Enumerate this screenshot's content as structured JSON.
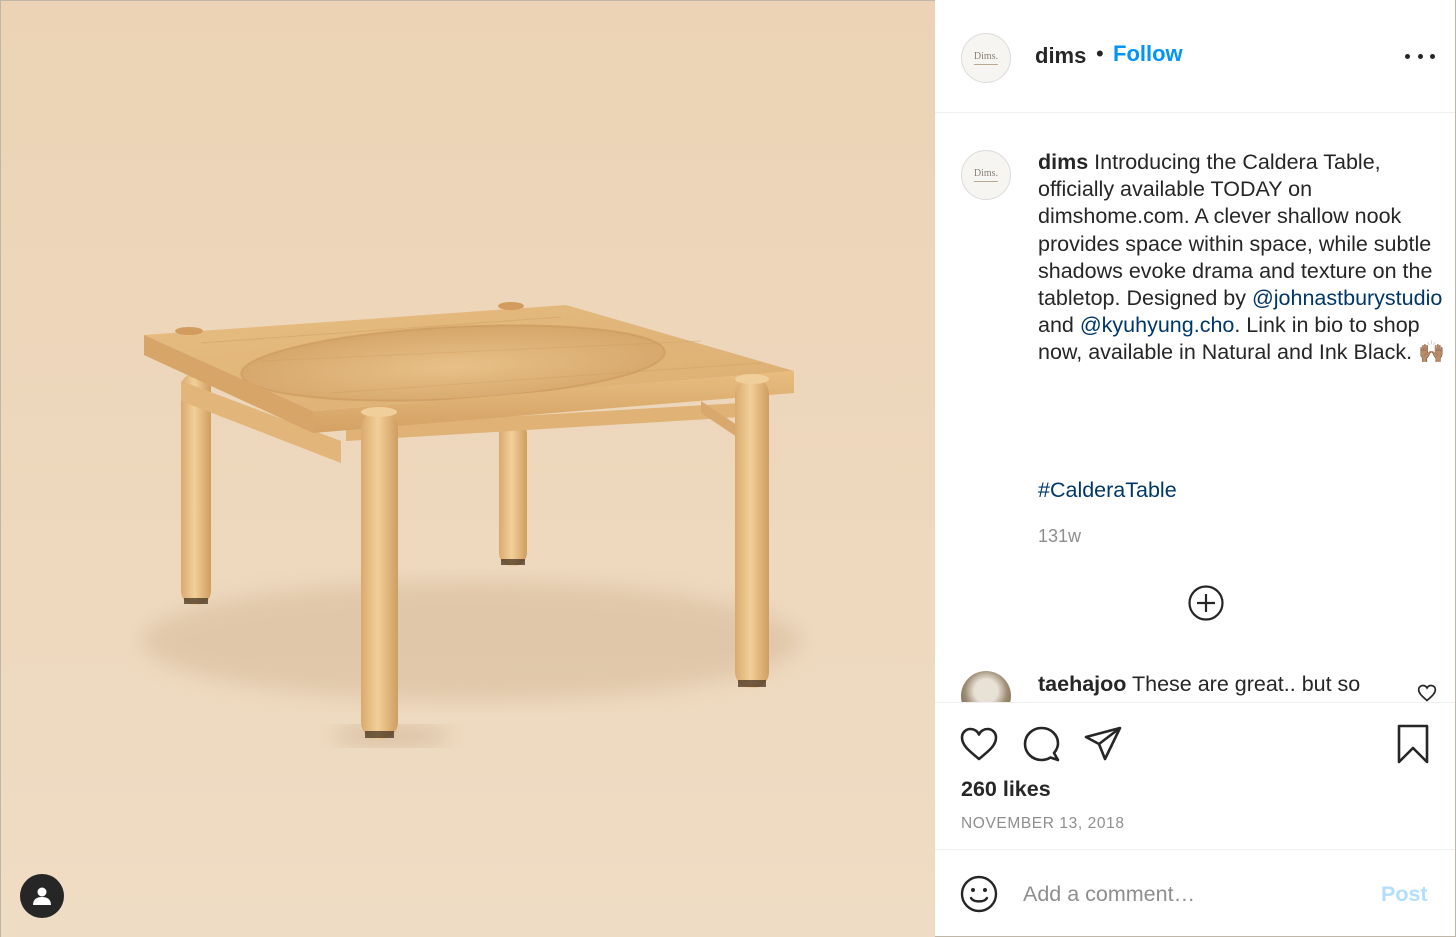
{
  "post": {
    "username": "dims",
    "avatar_logo_text": "Dims.",
    "follow_separator": "•",
    "follow_label": "Follow",
    "more_icon": "more-horizontal-icon"
  },
  "caption": {
    "username": "dims",
    "text_1": " Introducing the Caldera Table, officially available TODAY on dimshome.com. A clever shallow nook provides space within space, while subtle shadows evoke drama and texture on the tabletop. Designed by ",
    "mention_1": "@johnastburystudio",
    "text_2": " and ",
    "mention_2": "@kyuhyung.cho",
    "text_3": ". Link in bio to shop now, available in Natural and Ink Black. 🙌🏽",
    "hashtag": "#CalderaTable",
    "age": "131w"
  },
  "comment": {
    "username": "taehajoo",
    "text": " These are great.. but so"
  },
  "actions": {
    "likes": "260 likes",
    "date": "NOVEMBER 13, 2018"
  },
  "composer": {
    "placeholder": "Add a comment…",
    "post_label": "Post"
  },
  "colors": {
    "accent": "#0095f6",
    "link": "#00376b",
    "media_background": "#ecd4b7",
    "post_disabled": "#b2dffc"
  }
}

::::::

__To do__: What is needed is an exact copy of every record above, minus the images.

__Solution to this task__:
Enumerate this screenshot's content as structured JSON.
{
  "post": {
    "username": "dims",
    "avatar_logo_text": "Dims.",
    "follow_separator": "•",
    "follow_label": "Follow",
    "more_icon": "more-horizontal-icon"
  },
  "caption": {
    "username": "dims",
    "text_1": " Introducing the Caldera Table, officially available TODAY on dimshome.com. A clever shallow nook provides space within space, while subtle shadows evoke drama and texture on the tabletop. Designed by ",
    "mention_1": "@johnastburystudio",
    "text_2": " and ",
    "mention_2": "@kyuhyung.cho",
    "text_3": ". Link in bio to shop now, available in Natural and Ink Black. 🙌🏽",
    "hashtag": "#CalderaTable",
    "age": "131w"
  },
  "comment": {
    "username": "taehajoo",
    "text": " These are great.. but so"
  },
  "actions": {
    "likes": "260 likes",
    "date": "NOVEMBER 13, 2018"
  },
  "composer": {
    "placeholder": "Add a comment…",
    "post_label": "Post"
  },
  "colors": {
    "accent": "#0095f6",
    "link": "#00376b",
    "media_background": "#ecd4b7",
    "post_disabled": "#b2dffc"
  }
}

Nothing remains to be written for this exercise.